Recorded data
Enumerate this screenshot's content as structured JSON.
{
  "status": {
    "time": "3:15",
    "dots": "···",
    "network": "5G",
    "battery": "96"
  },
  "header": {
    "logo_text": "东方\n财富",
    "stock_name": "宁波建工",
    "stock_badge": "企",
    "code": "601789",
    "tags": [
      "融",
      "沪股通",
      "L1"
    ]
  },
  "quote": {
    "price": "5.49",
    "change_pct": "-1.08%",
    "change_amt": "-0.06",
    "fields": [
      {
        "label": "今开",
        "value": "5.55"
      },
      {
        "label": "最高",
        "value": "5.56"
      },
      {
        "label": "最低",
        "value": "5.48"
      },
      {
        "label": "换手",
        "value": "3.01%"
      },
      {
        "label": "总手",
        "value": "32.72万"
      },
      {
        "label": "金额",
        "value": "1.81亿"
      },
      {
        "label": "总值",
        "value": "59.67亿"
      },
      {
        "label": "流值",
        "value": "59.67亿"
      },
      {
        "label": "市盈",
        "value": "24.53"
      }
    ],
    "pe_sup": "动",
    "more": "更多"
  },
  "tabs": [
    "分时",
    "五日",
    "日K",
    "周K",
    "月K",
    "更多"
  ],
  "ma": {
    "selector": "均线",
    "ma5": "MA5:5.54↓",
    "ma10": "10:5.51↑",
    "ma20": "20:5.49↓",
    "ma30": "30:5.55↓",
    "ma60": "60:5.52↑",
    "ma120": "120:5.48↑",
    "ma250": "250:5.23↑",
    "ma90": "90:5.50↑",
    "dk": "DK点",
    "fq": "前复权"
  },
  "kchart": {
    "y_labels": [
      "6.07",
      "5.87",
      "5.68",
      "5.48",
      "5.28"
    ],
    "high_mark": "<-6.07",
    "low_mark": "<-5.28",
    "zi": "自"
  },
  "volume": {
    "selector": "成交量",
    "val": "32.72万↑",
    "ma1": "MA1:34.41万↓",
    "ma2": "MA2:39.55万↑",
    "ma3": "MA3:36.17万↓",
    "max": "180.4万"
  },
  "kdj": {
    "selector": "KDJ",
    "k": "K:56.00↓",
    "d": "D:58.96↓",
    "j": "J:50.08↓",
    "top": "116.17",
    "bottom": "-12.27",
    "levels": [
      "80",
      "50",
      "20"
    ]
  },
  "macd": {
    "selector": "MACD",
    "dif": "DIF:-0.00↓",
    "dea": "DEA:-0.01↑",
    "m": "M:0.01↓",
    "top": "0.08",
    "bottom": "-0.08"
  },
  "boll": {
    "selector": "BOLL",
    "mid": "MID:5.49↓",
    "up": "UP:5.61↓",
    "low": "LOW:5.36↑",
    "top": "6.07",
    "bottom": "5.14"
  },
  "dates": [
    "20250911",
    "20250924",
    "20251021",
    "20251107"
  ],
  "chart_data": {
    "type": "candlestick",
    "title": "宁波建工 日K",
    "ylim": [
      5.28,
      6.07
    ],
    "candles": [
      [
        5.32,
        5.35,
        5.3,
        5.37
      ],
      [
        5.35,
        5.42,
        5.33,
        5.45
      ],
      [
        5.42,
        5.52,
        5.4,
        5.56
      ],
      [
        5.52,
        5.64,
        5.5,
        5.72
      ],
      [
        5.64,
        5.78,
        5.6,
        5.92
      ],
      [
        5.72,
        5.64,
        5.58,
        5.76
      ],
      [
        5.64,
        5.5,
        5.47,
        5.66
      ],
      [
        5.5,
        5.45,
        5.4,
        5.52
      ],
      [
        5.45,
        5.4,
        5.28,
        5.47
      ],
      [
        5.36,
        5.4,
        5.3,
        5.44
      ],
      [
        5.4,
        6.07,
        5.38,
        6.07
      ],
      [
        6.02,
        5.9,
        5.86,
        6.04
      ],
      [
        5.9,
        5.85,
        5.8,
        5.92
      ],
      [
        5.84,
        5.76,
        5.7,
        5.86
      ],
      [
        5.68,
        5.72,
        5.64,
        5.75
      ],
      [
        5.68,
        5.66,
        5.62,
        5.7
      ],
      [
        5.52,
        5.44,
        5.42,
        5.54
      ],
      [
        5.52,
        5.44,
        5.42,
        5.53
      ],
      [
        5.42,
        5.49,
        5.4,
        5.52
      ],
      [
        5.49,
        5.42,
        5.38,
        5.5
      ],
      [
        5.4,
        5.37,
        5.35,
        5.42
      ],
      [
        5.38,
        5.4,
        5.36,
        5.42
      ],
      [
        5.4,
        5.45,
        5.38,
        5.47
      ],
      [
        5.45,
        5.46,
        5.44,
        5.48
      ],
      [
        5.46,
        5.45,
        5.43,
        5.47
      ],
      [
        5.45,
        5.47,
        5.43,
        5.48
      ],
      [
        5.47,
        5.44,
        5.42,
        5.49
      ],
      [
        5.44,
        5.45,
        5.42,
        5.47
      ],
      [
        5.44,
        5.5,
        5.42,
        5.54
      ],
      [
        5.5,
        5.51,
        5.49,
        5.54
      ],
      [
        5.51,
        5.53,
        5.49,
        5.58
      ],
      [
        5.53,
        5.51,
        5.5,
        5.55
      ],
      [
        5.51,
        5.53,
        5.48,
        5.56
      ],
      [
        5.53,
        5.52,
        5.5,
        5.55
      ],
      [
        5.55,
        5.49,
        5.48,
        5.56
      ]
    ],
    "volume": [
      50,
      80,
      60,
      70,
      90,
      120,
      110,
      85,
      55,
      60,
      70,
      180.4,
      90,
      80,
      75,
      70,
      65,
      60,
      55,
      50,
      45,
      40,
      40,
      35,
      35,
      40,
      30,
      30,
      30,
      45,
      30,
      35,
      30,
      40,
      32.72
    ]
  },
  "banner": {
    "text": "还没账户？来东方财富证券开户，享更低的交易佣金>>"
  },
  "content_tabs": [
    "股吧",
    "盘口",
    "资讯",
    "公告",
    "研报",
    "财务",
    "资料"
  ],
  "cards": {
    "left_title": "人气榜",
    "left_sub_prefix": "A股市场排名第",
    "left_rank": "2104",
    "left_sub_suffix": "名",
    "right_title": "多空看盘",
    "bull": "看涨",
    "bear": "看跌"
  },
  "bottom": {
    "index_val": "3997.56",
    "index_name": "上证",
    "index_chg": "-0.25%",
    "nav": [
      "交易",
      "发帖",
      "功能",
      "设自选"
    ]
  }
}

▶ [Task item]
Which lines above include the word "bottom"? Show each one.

▶ [Exercise output]
    "bottom": "-12.27",
    "bottom": "-0.08"
    "bottom": "5.14"
  "bottom": {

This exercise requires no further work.